If you go to regulations.gov you can find their actual Section 333 Exemption application.
By searching for approved exemption requests that match your purpose for applying, you can find pre-approved templates for requesting your exemption.

What is a Section 333 Exemption?

Title 14 of the Code of Federal Regulations (14 CFR), Aeronautics and Space, contains rules issued by the FAA governing all civil aviation in the United States. You are entitled to submit a petition for exemption if you believe:

  • Following a rule will burden you
  • You can provide a level of safety at least equal to that provided by the rule from which you seek the exemption
  • Your request is in the public interest.

Some of the rules outlined in 14 CFR only apply to aircraft that require an Airworthiness Certificate. Section 333 establishes a protocol for determining whether or not UAS require an Airworthiness Certificate.

When submitting your Section 333 Exemption what is happening is that pursuant to Section 333 you are proposing that your drone should not need an Airworthiness Certificate and because of this you should be exempt from rules X, Y and Z of 14 CFR which only apply to aircraft with Airworthiness Certificates.

How do I get my Section 333 Exemption?

Now that you understand what it is you are trying to accomplish by submitting your Section 333 Exemption you can move on to drafting your exemption.

First it is important to note the elements an FAA exemption request requires:

  1. Your name and mailing address.
  2. The specific section or sections of 14 CFR from which you seek an exemption
  3. The extent of relief you seek and the reason you seek the relief
  4. How your request would benefit the public as a whole
  5. Reasons why the exemption would not adversely affect safety, or how the exemption would provide a level of safety at least equal to the existing rule
  6. A summary that can be published in the Federal Register stating:
    1. The rule from which you seek an exemption
    2. A brief description of the exemption you seek
  7. Any additional information, views, or arguments available to support your request

Section 333 Exemption requests to fly drones commercially for photography and videography can be as short as 1 page or as long as 30+ pages.
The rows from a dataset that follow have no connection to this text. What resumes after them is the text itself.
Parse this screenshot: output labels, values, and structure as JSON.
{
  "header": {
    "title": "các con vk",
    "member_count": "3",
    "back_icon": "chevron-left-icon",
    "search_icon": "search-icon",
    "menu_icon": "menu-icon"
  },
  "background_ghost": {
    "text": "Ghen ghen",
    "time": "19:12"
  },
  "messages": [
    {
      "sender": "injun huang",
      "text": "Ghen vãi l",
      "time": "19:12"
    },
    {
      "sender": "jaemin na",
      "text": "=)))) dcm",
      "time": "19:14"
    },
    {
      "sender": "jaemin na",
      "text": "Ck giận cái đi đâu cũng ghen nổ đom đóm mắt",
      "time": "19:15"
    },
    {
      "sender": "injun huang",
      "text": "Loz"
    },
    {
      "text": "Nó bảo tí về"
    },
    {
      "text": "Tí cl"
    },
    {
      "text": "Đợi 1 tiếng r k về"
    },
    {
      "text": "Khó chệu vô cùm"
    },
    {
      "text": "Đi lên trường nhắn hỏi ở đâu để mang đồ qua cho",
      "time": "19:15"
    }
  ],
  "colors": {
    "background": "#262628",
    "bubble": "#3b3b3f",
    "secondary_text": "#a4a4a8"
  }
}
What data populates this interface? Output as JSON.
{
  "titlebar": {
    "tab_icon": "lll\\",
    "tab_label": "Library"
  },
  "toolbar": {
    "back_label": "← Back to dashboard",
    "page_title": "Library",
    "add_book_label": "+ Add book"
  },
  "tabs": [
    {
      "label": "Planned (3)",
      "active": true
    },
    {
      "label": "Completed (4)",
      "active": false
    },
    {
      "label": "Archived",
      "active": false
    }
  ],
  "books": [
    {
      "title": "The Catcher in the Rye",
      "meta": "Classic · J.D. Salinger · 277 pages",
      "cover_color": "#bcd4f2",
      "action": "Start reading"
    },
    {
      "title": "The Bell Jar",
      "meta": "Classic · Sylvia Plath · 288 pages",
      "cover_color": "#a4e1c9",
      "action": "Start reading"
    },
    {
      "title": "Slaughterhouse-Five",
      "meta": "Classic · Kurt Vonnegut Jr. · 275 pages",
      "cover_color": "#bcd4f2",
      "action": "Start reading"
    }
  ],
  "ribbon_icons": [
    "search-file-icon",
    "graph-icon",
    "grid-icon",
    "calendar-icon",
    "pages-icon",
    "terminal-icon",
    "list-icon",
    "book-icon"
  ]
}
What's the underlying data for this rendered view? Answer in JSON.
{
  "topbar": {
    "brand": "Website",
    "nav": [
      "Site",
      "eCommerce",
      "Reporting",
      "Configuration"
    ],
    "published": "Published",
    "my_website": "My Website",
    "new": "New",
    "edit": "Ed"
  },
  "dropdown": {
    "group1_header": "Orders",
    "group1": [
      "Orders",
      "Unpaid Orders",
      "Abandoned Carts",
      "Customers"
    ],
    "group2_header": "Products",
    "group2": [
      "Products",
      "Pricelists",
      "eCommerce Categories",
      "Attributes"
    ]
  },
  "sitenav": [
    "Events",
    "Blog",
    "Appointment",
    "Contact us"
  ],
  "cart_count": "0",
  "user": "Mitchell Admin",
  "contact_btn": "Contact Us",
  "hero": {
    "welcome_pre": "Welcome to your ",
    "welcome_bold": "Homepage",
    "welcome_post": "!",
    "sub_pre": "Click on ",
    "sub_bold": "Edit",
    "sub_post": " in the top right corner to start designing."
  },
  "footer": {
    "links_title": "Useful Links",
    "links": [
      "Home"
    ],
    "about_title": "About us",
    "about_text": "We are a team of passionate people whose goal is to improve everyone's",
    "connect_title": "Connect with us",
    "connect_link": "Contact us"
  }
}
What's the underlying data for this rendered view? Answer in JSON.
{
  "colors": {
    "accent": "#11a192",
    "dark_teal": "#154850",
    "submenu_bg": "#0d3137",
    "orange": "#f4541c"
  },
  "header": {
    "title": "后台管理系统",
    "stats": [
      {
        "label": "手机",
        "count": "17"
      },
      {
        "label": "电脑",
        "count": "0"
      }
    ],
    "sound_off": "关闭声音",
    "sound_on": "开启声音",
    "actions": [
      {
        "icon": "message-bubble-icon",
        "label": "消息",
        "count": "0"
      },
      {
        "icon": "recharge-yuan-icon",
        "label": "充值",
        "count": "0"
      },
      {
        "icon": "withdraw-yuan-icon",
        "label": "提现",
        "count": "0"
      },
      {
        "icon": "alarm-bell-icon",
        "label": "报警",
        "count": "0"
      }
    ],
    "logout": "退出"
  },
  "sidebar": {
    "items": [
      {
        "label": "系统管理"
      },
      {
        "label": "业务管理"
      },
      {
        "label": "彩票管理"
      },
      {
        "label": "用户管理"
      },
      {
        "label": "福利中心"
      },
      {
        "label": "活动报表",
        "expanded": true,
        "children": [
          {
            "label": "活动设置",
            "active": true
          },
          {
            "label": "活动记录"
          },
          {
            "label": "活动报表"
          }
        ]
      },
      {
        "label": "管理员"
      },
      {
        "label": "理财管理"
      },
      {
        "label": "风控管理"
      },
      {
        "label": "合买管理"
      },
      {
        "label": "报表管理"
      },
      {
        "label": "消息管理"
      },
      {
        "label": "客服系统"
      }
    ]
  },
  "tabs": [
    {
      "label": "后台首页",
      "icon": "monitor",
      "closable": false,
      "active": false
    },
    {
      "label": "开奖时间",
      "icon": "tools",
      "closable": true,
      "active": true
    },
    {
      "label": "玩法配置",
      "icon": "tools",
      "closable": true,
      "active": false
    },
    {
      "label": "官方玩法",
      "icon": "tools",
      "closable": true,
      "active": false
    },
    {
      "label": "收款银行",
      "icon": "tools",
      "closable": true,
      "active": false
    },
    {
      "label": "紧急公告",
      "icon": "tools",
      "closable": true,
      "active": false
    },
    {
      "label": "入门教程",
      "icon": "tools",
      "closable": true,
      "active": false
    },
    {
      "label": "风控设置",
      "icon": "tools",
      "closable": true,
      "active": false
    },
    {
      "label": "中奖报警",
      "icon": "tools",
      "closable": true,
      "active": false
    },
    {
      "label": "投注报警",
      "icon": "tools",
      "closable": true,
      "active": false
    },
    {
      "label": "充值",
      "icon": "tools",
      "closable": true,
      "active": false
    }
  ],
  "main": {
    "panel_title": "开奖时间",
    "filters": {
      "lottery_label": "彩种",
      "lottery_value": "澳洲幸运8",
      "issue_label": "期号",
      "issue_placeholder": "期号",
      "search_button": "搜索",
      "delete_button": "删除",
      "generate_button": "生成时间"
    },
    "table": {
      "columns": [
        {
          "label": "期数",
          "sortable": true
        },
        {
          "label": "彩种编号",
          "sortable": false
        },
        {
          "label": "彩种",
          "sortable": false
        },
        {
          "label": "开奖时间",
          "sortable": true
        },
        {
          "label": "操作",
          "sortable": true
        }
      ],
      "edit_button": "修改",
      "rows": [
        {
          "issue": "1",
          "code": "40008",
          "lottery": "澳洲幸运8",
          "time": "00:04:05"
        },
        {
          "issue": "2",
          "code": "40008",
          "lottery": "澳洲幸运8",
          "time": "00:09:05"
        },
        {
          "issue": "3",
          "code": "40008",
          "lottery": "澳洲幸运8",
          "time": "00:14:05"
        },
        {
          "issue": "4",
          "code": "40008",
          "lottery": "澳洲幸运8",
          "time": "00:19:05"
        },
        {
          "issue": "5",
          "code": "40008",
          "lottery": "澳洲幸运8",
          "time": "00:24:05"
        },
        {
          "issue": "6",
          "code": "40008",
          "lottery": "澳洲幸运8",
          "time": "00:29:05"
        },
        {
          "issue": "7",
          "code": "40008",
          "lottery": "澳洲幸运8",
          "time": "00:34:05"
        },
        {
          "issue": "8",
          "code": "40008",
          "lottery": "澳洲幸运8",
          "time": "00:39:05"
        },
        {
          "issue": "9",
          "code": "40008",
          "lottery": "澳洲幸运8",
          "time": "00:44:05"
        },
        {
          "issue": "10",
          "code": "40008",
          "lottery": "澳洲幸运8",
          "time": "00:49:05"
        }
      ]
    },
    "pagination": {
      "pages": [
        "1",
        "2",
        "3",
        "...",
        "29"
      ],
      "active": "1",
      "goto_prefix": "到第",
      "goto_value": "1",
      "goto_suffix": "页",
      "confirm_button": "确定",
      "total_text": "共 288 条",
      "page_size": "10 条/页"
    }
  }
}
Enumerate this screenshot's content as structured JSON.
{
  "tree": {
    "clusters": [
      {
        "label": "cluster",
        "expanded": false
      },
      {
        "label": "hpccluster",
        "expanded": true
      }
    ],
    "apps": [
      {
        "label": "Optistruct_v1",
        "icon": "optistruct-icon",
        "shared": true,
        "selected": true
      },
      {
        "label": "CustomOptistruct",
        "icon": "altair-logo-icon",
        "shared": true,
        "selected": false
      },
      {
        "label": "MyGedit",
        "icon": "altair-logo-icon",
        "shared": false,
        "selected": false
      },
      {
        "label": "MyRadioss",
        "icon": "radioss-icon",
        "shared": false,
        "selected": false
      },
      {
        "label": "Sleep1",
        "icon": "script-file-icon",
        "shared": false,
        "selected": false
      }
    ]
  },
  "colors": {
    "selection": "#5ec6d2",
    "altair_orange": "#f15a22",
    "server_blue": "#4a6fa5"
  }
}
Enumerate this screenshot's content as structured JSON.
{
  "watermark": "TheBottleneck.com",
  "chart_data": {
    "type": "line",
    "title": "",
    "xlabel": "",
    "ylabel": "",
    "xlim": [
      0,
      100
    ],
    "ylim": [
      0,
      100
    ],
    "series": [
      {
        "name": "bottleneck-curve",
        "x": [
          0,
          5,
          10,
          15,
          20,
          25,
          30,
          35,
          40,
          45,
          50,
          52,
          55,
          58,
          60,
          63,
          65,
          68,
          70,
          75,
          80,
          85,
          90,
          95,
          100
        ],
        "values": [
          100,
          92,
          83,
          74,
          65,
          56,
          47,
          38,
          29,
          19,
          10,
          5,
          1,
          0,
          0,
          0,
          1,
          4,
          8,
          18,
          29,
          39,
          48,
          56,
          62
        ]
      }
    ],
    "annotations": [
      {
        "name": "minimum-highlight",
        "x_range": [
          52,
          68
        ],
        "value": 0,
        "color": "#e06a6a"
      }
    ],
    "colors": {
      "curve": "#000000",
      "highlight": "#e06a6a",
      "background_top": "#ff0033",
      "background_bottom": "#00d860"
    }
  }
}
As long as they include all the previously listed information they will be GRANTED.

A good format to follow when applying for your exemption is the following:

Section 333 Exemption

Application Template


  • Your name and mailing address


  • Summary of specific sections you seek exemption from and what exemption it is you seek. Also, how your request will benefit the public as a whole.


  • Specific section for which you seek exemption*
    • Extent and Reason of relief from this rule
    • Reason exemption will be safe

* Do this for every rule you seek exemption from. You can group rules together if they have similar information.


  • Summary of exemptions requested
  • Any additional information
  • Date and Signature

HIFLY PHOTOGRAPHY recommends seeking exemption from the requirements of 14 C.F.R §§ 61.113(a) & (b), 91.7(a), 91.119 (c), 91.121, 91.151(b), 91.405(a), 91.407(a)(1), 91.409(a)(1) & (a)(2), and 91.417(a) & (b), to operate an Unmanned Aircraft System pursuant to Section 333 of the FAA Modernization and Reform Act of 2012 (FMRA).

Instructions on submitting your exemption request can be found here: How To Submit Your Exemption Request

How do I get my Pilot’s License?

Drone pilots must hold either an airline transport, commercial, private, recreational, or sport pilot certificate. There are many ways to get a valid Pilot’s License, all of which involve different time and economic involvement. After much research, however, we ran across an article that suggests the cheapest and quickest solution to this problem is a ballooning license. For under $5000 and requiring less than a month of training, a ballooning license fulfills the requirements by the FAA.

For more information on satisfying FAA regulations in this manner see: Exemption 333: Ballooning License

How do I register my drone?

As of December 21st 2015 the FAA has introduced a system to register UAS.

For more information on registration refer to https://www.faa.gov/uas/registration/